We can’t pretend that the Christmas week wasn’t sombre for us, but we did also manage to remind ourselves most of the time that “the cup is half full”, and the children did what children do best, and made every day an adventure in one way or another.
What didn’t happen, in our first real space since Adrian passed away, were the replies to emails and cards. Ulula was closed for the week, and the farm work, although Tim was away, was supported by Alice and Brendan, and we suddenly had some space. In years past, this was the week that we tackled a job on the never-ending list, but this year, we just stopped, and took a bit of time.
The farm over the last few weeks has been under the grey skies of a mostly mild, wet and windy weather system. The fields are once again very soggy. Every step is accompanied by squelching underfoot! The ditches are running high, but the brook hasn’t yet breached its banks.

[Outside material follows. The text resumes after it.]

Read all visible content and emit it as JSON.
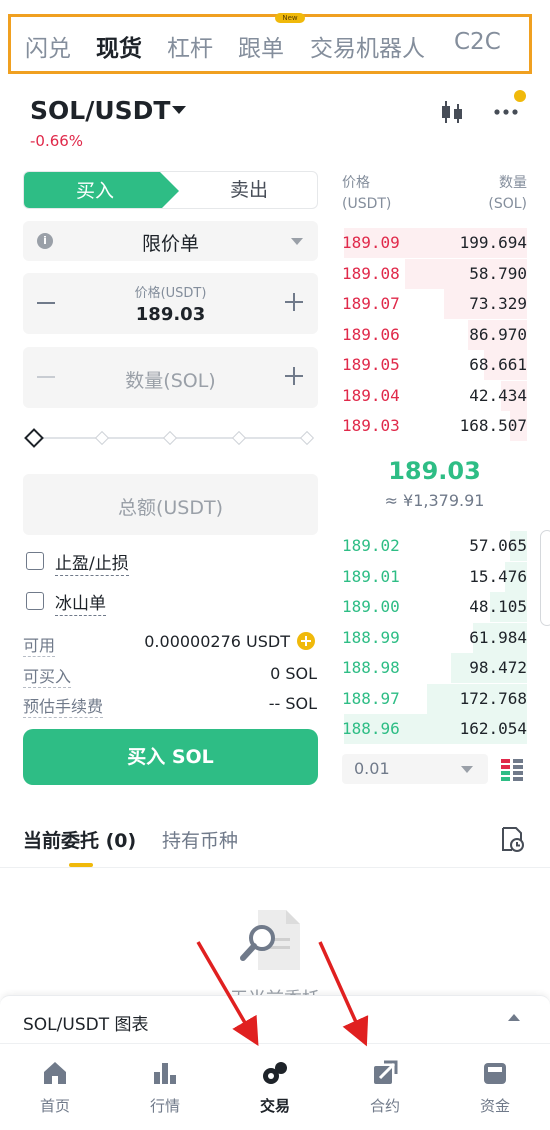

On Christmas Eve a group of us sang to the cows in the barn. This is our second year, and this year there were more of us, and the singing was vastly improved by the increased numbers! The cows didn’t seem to mind and even joined in on occasion.
The usual daily jobs included providing food for both the cows in the barn and the sheep in the fields. The cows also need new bedding straw regularly. The tractor’s four-wheel drive added to our pressures by breaking, and so the process has of course been harder work and takes that bit longer. Typical farming pressures of course.
A beautiful boy calf arrived mid-way between Christmas and the New Year. He is big and seems strong and healthy. Maybe he should be kept as a bull to be able to sell on in good time. A good idea in principle but would require different grouping of our young stock, so something we are still thinking about.
Our beautiful bull, Dwayne, the father for many of the young cattle in our herd needs to be replaced soon so there aren’t complications with keeping him separate from his daughters. He has been a good, intelligent bull, with a placid personality and it will be a shame to see him go. We are hoping we can swap him with another farm – this is how we acquired Dwayne, and it was a very successful plan for us then, so fingers crossed!
A major clear up of the orchard happened last week. When we arrived at the farm some 15 years ago, there were no fruit trees. Old maps revealed where the farm’s orchard used to be, and the hope had been to replant it there. However, that site was now the ‘compound’ where the farm machinery is stored. An adjacent field was chosen, and with the help of a grant, a variety of plums, damsons, apples, perry pears and cherries were planted. The grant was to create a traditional orchard, so the trees had to be standard or half standard in size, which means the trees will grow up to 5-6m or so.
Unfortunately, the chosen field turned out to be very wet. Not only did a pond overflow into the field, but it appeared there were no land drains. Despite fixing the problem with the pond, a run of wet winters and summers has meant that some of the trees were sat in water for long periods, which weakened the apple trees so much that they eventually died. Advice has been to replant each tree on a small mound to lift the root ball above ground level and improve soil drainage. Alternatively, perhaps we should try a drier site? Another thing for us to consider this winter – and hopefully we can make plans for a spring planting.
We should mention the interesting conversations on the Pasture Fed group about horned cattle and abattoirs. Quite a few Biodynamic ‘myths’ debunked, and good to read the words of several long-standing BD farmers amongst the group. Also, good to hear a unified calling for small, local abattoirs to be supported once again – for the animal’s wellbeing always. Sometimes the simple and obvious is made to seem so extravagant or un-advanced, and yet…
Hands up with our confession – without the education, curiosity, skill, energy and time that Adrian possessed in spades, we find it hard to write these notes, however, we now have a diary in the farmhouse kitchen for our day’s notes – and having this is important for anchoring us, useful as both an exercise, and discipline.
It somehow reminded us of how much we used to love watching Clive James together at the weekend. In that link, worthy of the Radio 2 of Wogan’s time, here is one of Clive James favourite poems, which we also feel an affinity for:
All Nature Has a Feeling by John Clare (1845)All nature has a feeling: woods, fields, brooks
Are life eternal: and in silence they
Speak happiness beyond the reach of books;
There’s nothing mortal in them; their decay
Is the green life of change; to pass away
And come again in blooms revivified.
Its birth was heaven, eternal is its stay,
And with the sun and moon shall still abide
Beneath their day and night and heaven wide.